Friday, March 14, 2014

In Flight

I cannot stop with the stories about Malaysian Flight 370.  Airline crashes are one of my weird obsessions (we all have them, don't judge). I can endlessly wikipedia hop through stories of various crashes and hijackings, any time I find an article about how to best survive a plane crash I read them six or seven times - doing everything I can to memorize them.

Despite all the flying I did last year and the multiple trans-Atlantic flights (including clocking 20 hours to and from South Africa) I have been on, I still get dread panic sick as we take off and land.
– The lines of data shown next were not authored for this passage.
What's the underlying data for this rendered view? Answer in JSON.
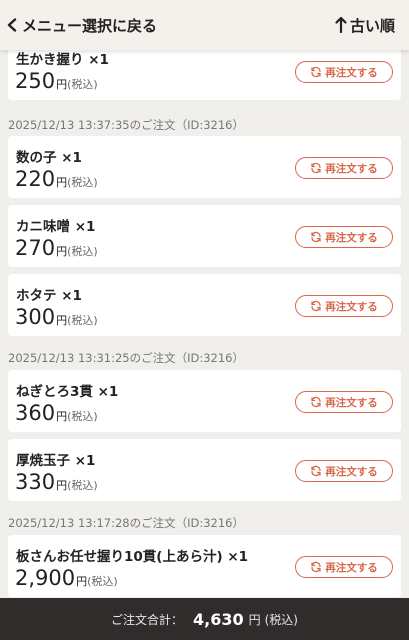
{
  "header": {
    "back_label": "メニュー選択に戻る",
    "sort_label": "古い順"
  },
  "orders": [
    {
      "heading": "",
      "items": [
        {
          "name": "生かき握り ×1",
          "price": "250",
          "yen": "円",
          "tax": "(税込)"
        }
      ]
    },
    {
      "heading": "2025/12/13 13:37:35のご注文（ID:3216）",
      "items": [
        {
          "name": "数の子 ×1",
          "price": "220",
          "yen": "円",
          "tax": "(税込)"
        },
        {
          "name": "カニ味噌 ×1",
          "price": "270",
          "yen": "円",
          "tax": "(税込)"
        },
        {
          "name": "ホタテ ×1",
          "price": "300",
          "yen": "円",
          "tax": "(税込)"
        }
      ]
    },
    {
      "heading": "2025/12/13 13:31:25のご注文（ID:3216）",
      "items": [
        {
          "name": "ねぎとろ3貫 ×1",
          "price": "360",
          "yen": "円",
          "tax": "(税込)"
        },
        {
          "name": "厚焼玉子 ×1",
          "price": "330",
          "yen": "円",
          "tax": "(税込)"
        }
      ]
    },
    {
      "heading": "2025/12/13 13:17:28のご注文（ID:3216）",
      "items": [
        {
          "name": "板さんお任せ握り10貫(上あら汁) ×1",
          "price": "2,900",
          "yen": "円",
          "tax": "(税込)"
        }
      ]
    }
  ],
  "reorder_label": "再注文する",
  "footer": {
    "label": "ご注文合計：",
    "amount": "4,630",
    "unit": "円",
    "tax": "(税込)"
  },
  "colors": {
    "accent": "#d9674a",
    "footer_bg": "#2f2c2b",
    "page_bg": "#f1efec"
  }
}
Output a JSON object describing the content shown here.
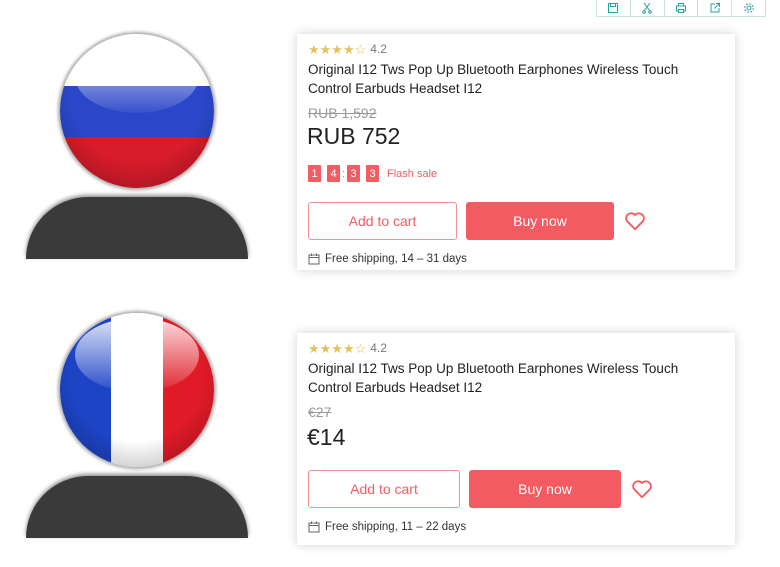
{
  "toolbar": {
    "icons": [
      "save-icon",
      "scissors-icon",
      "print-icon",
      "share-icon",
      "settings-icon"
    ]
  },
  "products": [
    {
      "avatar_flag": "russia",
      "rating": "4.2",
      "title": "Original I12 Tws Pop Up Bluetooth Earphones Wireless Touch Control Earbuds Headset I12",
      "old_price": "RUB 1,592",
      "price": "RUB 752",
      "timer": [
        "1",
        "4",
        "3",
        "3"
      ],
      "flash_sale": "Flash sale",
      "add_to_cart": "Add to cart",
      "buy_now": "Buy now",
      "shipping": "Free shipping, 14 – 31 days"
    },
    {
      "avatar_flag": "france",
      "rating": "4.2",
      "title": "Original I12 Tws Pop Up Bluetooth Earphones Wireless Touch Control Earbuds Headset I12",
      "old_price": "€27",
      "price": "€14",
      "add_to_cart": "Add to cart",
      "buy_now": "Buy now",
      "shipping": "Free shipping, 11 – 22 days"
    }
  ],
  "colors": {
    "accent": "#f35b62",
    "star": "#e1c25b"
  }
}
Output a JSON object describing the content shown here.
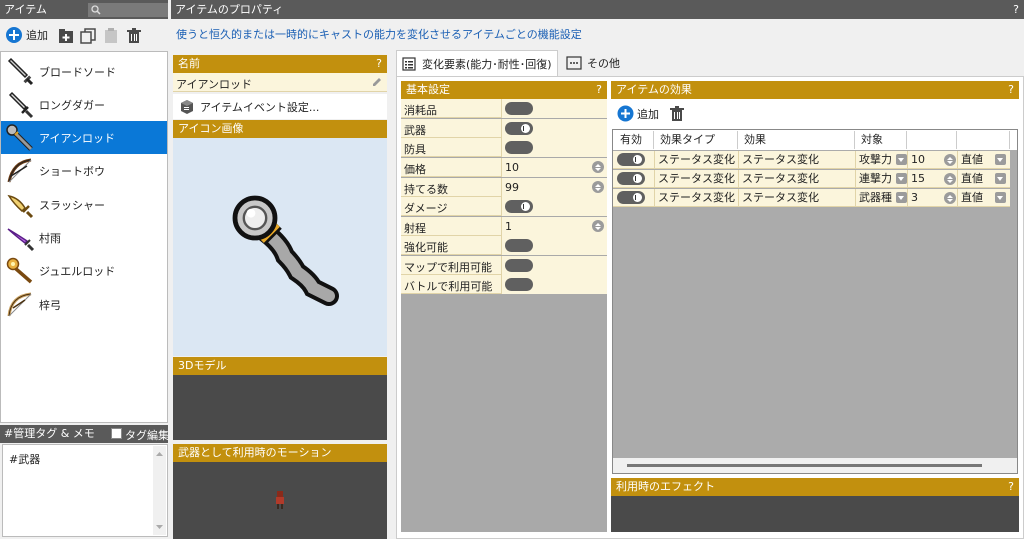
{
  "left_panel": {
    "title": "アイテム",
    "add_label": "追加",
    "items": [
      {
        "label": "ブロードソード",
        "icon": "broadsword-icon"
      },
      {
        "label": "ロングダガー",
        "icon": "long-dagger-icon"
      },
      {
        "label": "アイアンロッド",
        "icon": "iron-rod-icon",
        "selected": true
      },
      {
        "label": "ショートボウ",
        "icon": "short-bow-icon"
      },
      {
        "label": "スラッシャー",
        "icon": "slasher-icon"
      },
      {
        "label": "村雨",
        "icon": "murasame-icon"
      },
      {
        "label": "ジュエルロッド",
        "icon": "jewel-rod-icon"
      },
      {
        "label": "梓弓",
        "icon": "azusa-bow-icon"
      }
    ],
    "tag_header": "#管理タグ & メモ",
    "tag_edit_label": "タグ編集",
    "tag_text": "#武器"
  },
  "properties": {
    "title": "アイテムのプロパティ",
    "help": "?",
    "description": "使うと恒久的または一時的にキャストの能力を変化させるアイテムごとの機能設定"
  },
  "name_section": {
    "header": "名前",
    "value": "アイアンロッド",
    "event_label": "アイテムイベント設定...",
    "icon_header": "アイコン画像",
    "model_header": "3Dモデル",
    "motion_header": "武器として利用時のモーション"
  },
  "tabs": [
    {
      "label": "変化要素(能力･耐性･回復)",
      "active": true
    },
    {
      "label": "その他",
      "active": false
    }
  ],
  "basic": {
    "header": "基本設定",
    "rows": [
      {
        "key": "消耗品",
        "type": "toggle",
        "on": false
      },
      {
        "key": "武器",
        "type": "toggle",
        "on": true
      },
      {
        "key": "防具",
        "type": "toggle",
        "on": false
      },
      {
        "key": "価格",
        "type": "number",
        "value": "10"
      },
      {
        "key": "持てる数",
        "type": "number",
        "value": "99"
      },
      {
        "key": "ダメージ",
        "type": "toggle",
        "on": true
      },
      {
        "key": "射程",
        "type": "number",
        "value": "1"
      },
      {
        "key": "強化可能",
        "type": "toggle",
        "on": false
      },
      {
        "key": "マップで利用可能",
        "type": "toggle",
        "on": false
      },
      {
        "key": "バトルで利用可能",
        "type": "toggle",
        "on": false
      }
    ]
  },
  "effects": {
    "header": "アイテムの効果",
    "add_label": "追加",
    "columns": [
      "有効",
      "効果タイプ",
      "効果",
      "対象"
    ],
    "rows": [
      {
        "type": "ステータス変化",
        "effect": "ステータス変化",
        "target": "攻撃力",
        "value": "10",
        "mode": "直値"
      },
      {
        "type": "ステータス変化",
        "effect": "ステータス変化",
        "target": "連撃力",
        "value": "15",
        "mode": "直値"
      },
      {
        "type": "ステータス変化",
        "effect": "ステータス変化",
        "target": "武器種",
        "value": "3",
        "mode": "直値"
      }
    ],
    "use_effect_header": "利用時のエフェクト"
  }
}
And everytime I hear of a plane falling out of the sky in mid-air, I must read everything about it in some weird twisted way of trying to convince myself that it will not happen to me.

So I'm reading The New Yorker, The Washington Post (clutch graphics, bro), The New York Times and (no joke) Popular Mechanics.

I am not sure why I do this myself. I twist with worry about people who I do not know in a situation I cannot control. It is the most impractical way to spend my time, but its like a drug. Why, why, why does reading about these terrible things become a thing I cannot stop doing before I go to bed? In the long run, I cannot imagine it is beneficial, but neither is crack and yet - that's a thing people do.

If you are like me and find strange, sick enjoyment in reading about terrible flight drama, my favorite college professor, Jenefer Shute wrote a pretty great book, Free Fall about a (fictional) plane crash and how it affects the people who survive. Anytime something like this happens, I find myself drawn to the book.

Also, Popular Mechanics (once again) has a great article on Plane Crash statistics.

I am happy to spend the next month or so on the ground.

No comments:

She's pint-sized and amazing.